This program gave filmmaking access to students who otherwise wouldn’t have been able to be a part of a community with networking opportunities in the film industry. Jenkins built the program with a focus on marginalized students. There is a big fear that the new developing program will not have this quality.
“A lot of the students are marginalized,” Cojuangco said. “That’s not a buzzword to us, this is our identity. This is doing an immense service to these communities and people like us. We would not have access to resources like this in this capacity without this program.”
Students from a variety of backgrounds coexist in an academic film setting equally — which is rare for a film school because most programs that actually involve filmmaking are expensive. It is a lot easier for students of all backgrounds to get involved in a program like this at a public university.
“The resources here give equitable access to the work that needs to be done. I think that a lot of people don’t understand that you’re supposed to learn how to share these resources and how to give and take from each other,” Cojuangco said.
Every faculty member involved in the minor are also filmmakers and therefore connected to the industry in some way, giving students the unique access to networks in the film industry. Having a pathway to follow after graduation is just as important as taking the classes in the first place. Many alumni also stay closely connected to the program after they leave, so there is an opportunity to work with them. Cojuangco notes that this was a monumental inspiration for her.

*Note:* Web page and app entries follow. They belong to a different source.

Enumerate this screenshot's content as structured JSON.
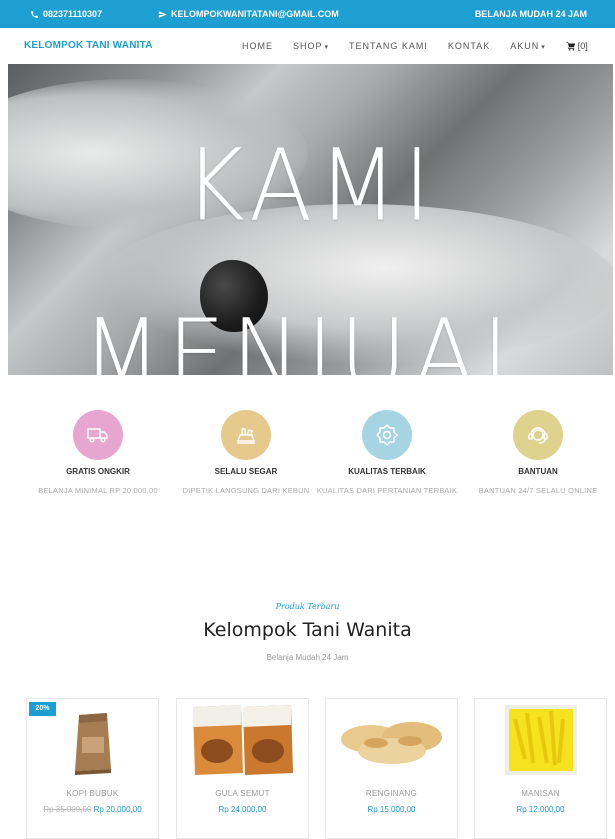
{
  "topbar": {
    "phone": "082371110307",
    "email": "KELOMPOKWANITATANI@GMAIL.COM",
    "slogan": "BELANJA MUDAH 24 JAM",
    "color": "#1e9fd2"
  },
  "navbar": {
    "brand": "KELOMPOK TANI WANITA",
    "items": [
      {
        "label": "HOME"
      },
      {
        "label": "SHOP"
      },
      {
        "label": "TENTANG KAMI"
      },
      {
        "label": "KONTAK"
      },
      {
        "label": "AKUN"
      }
    ],
    "cart_count": "[0]"
  },
  "hero": {
    "line1": "KAMI",
    "line2": "MENJUAL"
  },
  "features": [
    {
      "title": "GRATIS ONGKIR",
      "desc": "BELANJA MINIMAL RP 20.000,00",
      "color": "#e6a6cf",
      "icon": "truck-icon"
    },
    {
      "title": "SELALU SEGAR",
      "desc": "DIPETIK LANGSUNG DARI KEBUN",
      "color": "#e6c98d",
      "icon": "fresh-icon"
    },
    {
      "title": "KUALITAS TERBAIK",
      "desc": "KUALITAS DARI PERTANIAN TERBAIK",
      "color": "#a7d4e3",
      "icon": "quality-icon"
    },
    {
      "title": "BANTUAN",
      "desc": "BANTUAN 24/7 SELALU ONLINE",
      "color": "#dfd28f",
      "icon": "support-icon"
    }
  ],
  "section": {
    "kicker": "Produk Terbaru",
    "heading": "Kelompok Tani Wanita",
    "sub": "Belanja Mudah 24 Jam"
  },
  "products": [
    {
      "name": "KOPI BUBUK",
      "old_price": "Rp 35.000,00",
      "price": "Rp 20.000,00",
      "badge": "20%"
    },
    {
      "name": "GULA SEMUT",
      "price": "Rp 24.000,00"
    },
    {
      "name": "RENGINANG",
      "price": "Rp 15.000,00"
    },
    {
      "name": "MANISAN",
      "price": "Rp 12.000,00"
    }
  ]
}
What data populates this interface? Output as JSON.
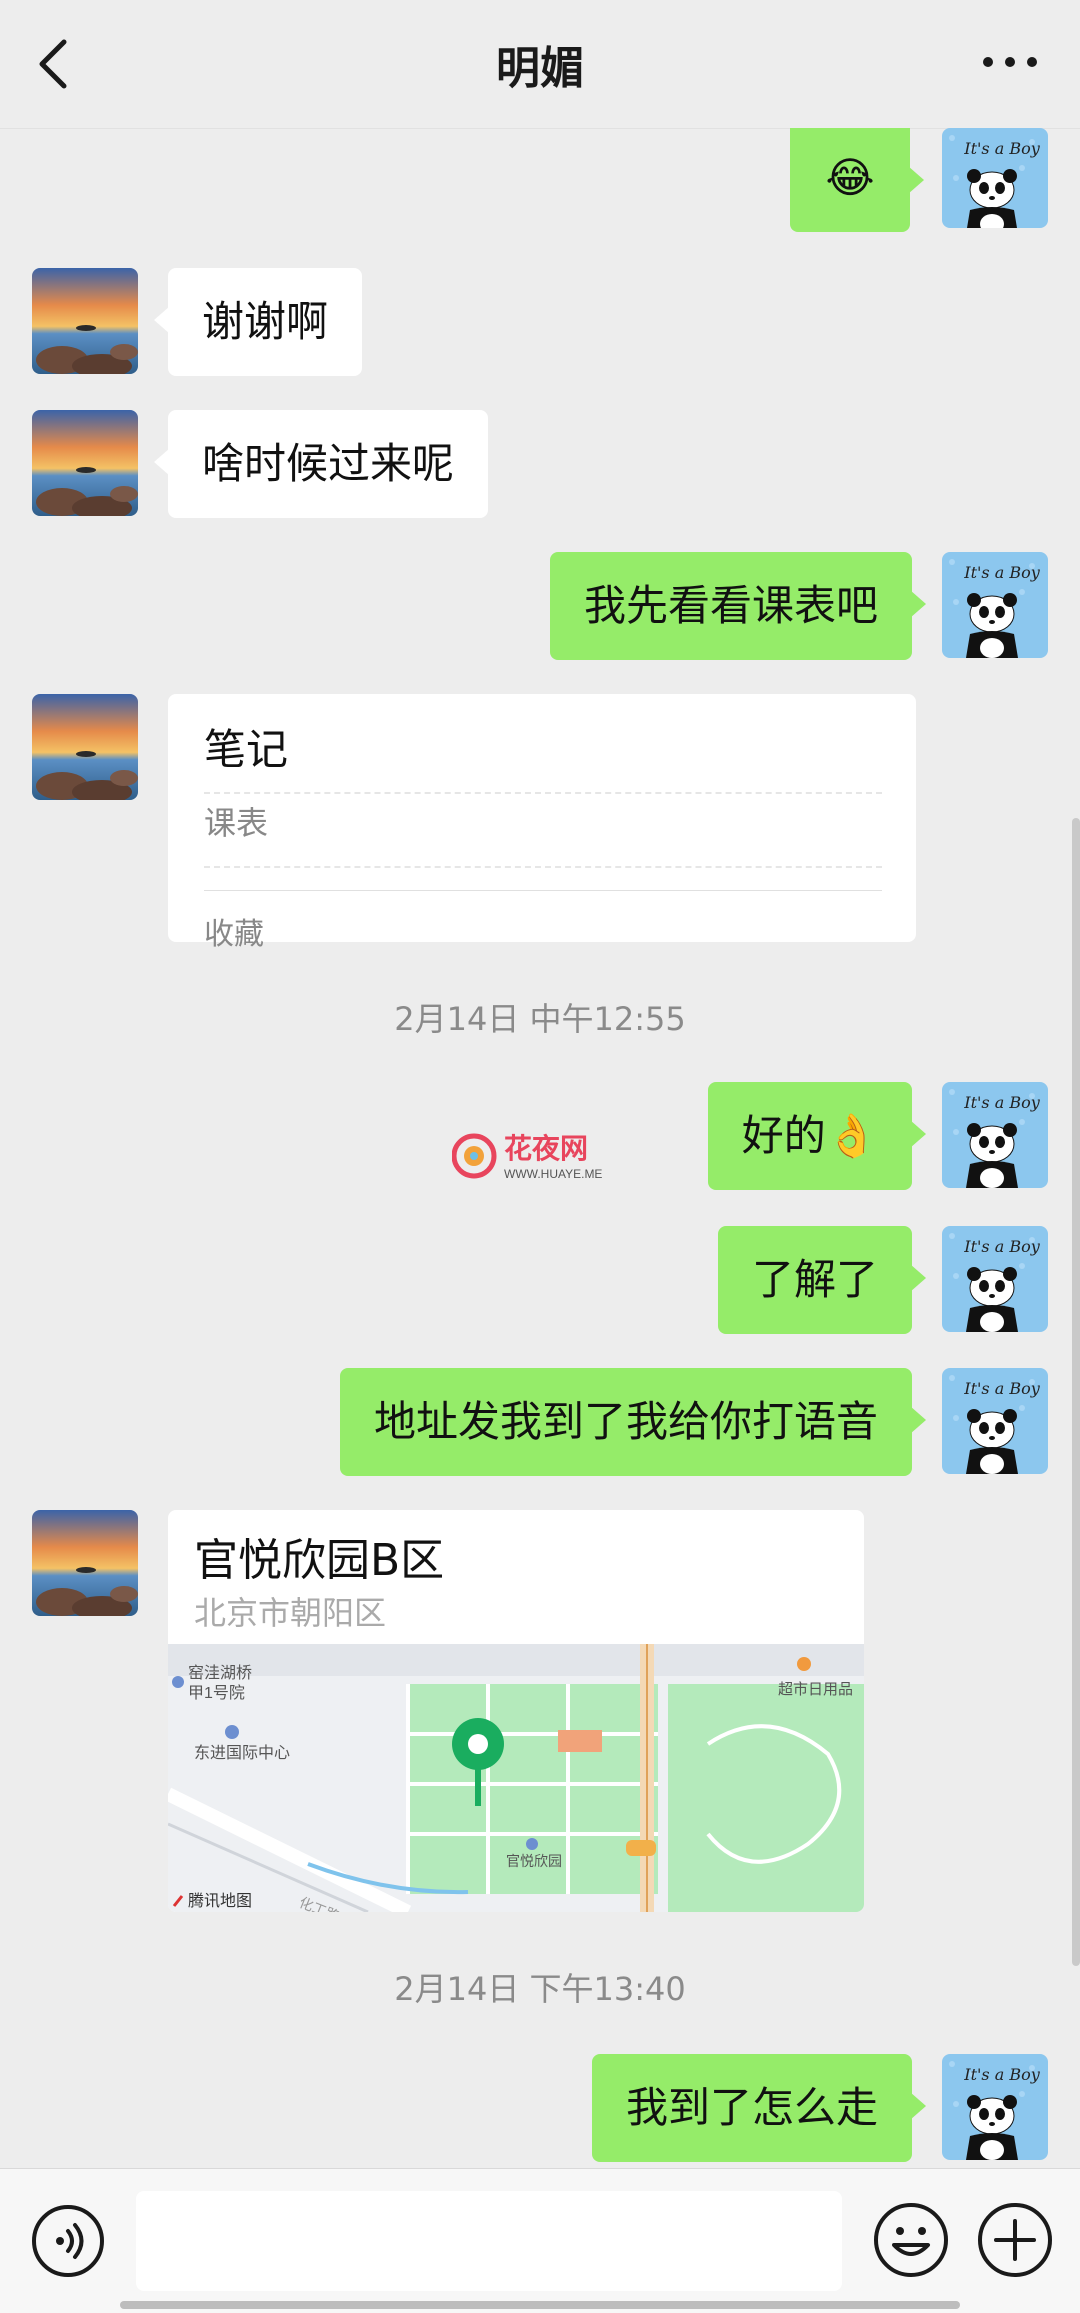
{
  "header": {
    "title": "明媚"
  },
  "messages": [
    {
      "side": "out",
      "emoji": "😂"
    },
    {
      "side": "in",
      "text": "谢谢啊"
    },
    {
      "side": "in",
      "text": "啥时候过来呢"
    },
    {
      "side": "out",
      "text": "我先看看课表吧"
    },
    {
      "side": "in",
      "type": "note",
      "title": "笔记",
      "subtitle": "课表",
      "source": "收藏"
    },
    {
      "type": "timestamp",
      "text": "2月14日 中午12:55"
    },
    {
      "side": "out",
      "text": "好的👌"
    },
    {
      "side": "out",
      "text": "了解了"
    },
    {
      "side": "out",
      "text": "地址发我到了我给你打语音"
    },
    {
      "side": "in",
      "type": "location",
      "name": "官悦欣园B区",
      "address": "北京市朝阳区",
      "map_labels": [
        "窑洼湖桥",
        "甲1号院",
        "东进国际中心",
        "官悦欣园",
        "超市日用品",
        "腾讯地图",
        "化工路"
      ]
    },
    {
      "type": "timestamp",
      "text": "2月14日 下午13:40"
    },
    {
      "side": "out",
      "text": "我到了怎么走"
    }
  ],
  "avatars": {
    "self_text": "It's a Boy"
  },
  "watermark": {
    "brand": "花夜网",
    "url": "WWW.HUAYE.ME"
  },
  "input": {
    "value": ""
  },
  "colors": {
    "outgoing_bubble": "#95ec69",
    "incoming_bubble": "#ffffff",
    "background": "#ededed",
    "map_pin": "#1aad5f"
  },
  "icons": {
    "back": "chevron-left-icon",
    "more": "more-dots-icon",
    "voice": "voice-icon",
    "emoji": "emoji-icon",
    "plus": "plus-icon"
  }
}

“There are people that have been where I have been in LA and are making films and I’m meeting them here at UCI,” Cojuangco said. “Having access to teachers who can become your mentors in the film industry, who have worked in the industry and have these connections… who actually want to be there for you, that’s already doing so much to support these students.”
The student leaders of DigiFilm society posted a statement on their official Instagram account on the art department’s decision.

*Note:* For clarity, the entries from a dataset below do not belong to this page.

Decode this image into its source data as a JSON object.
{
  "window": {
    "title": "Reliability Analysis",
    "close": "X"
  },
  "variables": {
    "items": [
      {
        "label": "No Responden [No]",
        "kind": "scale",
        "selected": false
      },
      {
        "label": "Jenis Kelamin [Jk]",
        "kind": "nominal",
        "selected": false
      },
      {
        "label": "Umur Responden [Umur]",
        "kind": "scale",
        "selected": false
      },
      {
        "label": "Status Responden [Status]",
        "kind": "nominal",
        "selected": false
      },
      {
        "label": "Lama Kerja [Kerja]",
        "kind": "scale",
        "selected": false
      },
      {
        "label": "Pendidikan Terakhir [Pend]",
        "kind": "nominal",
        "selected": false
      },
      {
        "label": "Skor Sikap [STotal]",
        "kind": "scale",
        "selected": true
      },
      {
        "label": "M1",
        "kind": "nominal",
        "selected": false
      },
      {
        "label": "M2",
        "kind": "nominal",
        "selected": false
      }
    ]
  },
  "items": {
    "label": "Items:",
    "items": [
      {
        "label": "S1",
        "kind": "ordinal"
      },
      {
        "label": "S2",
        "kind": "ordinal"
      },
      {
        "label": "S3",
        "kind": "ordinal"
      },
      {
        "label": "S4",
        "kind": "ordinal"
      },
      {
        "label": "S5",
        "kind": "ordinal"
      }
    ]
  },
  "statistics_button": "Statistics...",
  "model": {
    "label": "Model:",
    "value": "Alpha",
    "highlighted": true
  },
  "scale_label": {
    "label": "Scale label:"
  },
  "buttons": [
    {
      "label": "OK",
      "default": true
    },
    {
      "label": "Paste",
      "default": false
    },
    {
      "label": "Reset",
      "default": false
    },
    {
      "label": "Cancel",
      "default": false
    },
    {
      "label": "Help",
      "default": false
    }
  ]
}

“The arts administration have wrung their hands by disguising this cultural tragedy with a promise to hire two new lecturers next year but not for DigiFilm. They say they plan to expand their video art department, yet abandon the program they left their students and faculty to build themselves (we literally built the facilities up). But this process of dissolution is not new to us. The firing of Bryan Jackson that students have resisted against was the mark of the finality of their decision, long before they voted to officially end funding the program in its entirety,” the post reads.
Many students have protested this decision, but they were ultimately disregarded. The program will end before many students get the opportunity to finish the work they have already put into their minor.

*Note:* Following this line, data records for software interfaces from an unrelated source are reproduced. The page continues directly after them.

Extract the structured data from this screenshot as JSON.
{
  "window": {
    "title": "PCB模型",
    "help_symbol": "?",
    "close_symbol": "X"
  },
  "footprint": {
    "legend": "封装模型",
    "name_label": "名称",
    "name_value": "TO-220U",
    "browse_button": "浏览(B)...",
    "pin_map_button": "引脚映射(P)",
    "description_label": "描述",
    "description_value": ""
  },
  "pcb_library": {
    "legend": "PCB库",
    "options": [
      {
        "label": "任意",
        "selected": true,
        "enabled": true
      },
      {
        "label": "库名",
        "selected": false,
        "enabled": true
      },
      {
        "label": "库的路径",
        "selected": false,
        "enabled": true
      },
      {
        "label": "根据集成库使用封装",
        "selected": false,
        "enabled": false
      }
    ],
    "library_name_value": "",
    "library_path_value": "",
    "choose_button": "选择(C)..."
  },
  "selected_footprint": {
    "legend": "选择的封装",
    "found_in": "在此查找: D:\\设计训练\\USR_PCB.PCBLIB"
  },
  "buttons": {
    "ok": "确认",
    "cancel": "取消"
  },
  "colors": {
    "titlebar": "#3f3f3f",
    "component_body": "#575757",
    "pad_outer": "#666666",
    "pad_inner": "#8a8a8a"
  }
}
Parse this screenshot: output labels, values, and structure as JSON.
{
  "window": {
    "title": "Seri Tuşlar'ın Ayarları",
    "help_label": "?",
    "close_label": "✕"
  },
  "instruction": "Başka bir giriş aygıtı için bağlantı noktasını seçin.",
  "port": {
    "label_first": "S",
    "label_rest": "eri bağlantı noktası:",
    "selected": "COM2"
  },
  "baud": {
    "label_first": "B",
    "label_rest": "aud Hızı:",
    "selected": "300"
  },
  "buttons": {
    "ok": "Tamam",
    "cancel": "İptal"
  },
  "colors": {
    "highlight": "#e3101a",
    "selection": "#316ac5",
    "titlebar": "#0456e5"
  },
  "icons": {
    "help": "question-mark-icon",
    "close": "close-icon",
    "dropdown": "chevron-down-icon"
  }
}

The minor prepares students for the film industry in a way uncomparable to many other college programs. There are many people who support this program and will feel heartbroken to see it go. Cojuangco is only one voice among a sea of voices standing against the art department’s decision to cut what little funding has been dedicated to DigiFilm.
She conducted the interview with an earnestness and vigor that shows she is fighting for this program and everything it stands for. “I know that I am a filmmaker regardless, I am an artist. That’s what DigiFilm gives you.”
Emma McCandless is an Entertainment Intern for the fall 2022 quarter. She can be reached at email@example.com.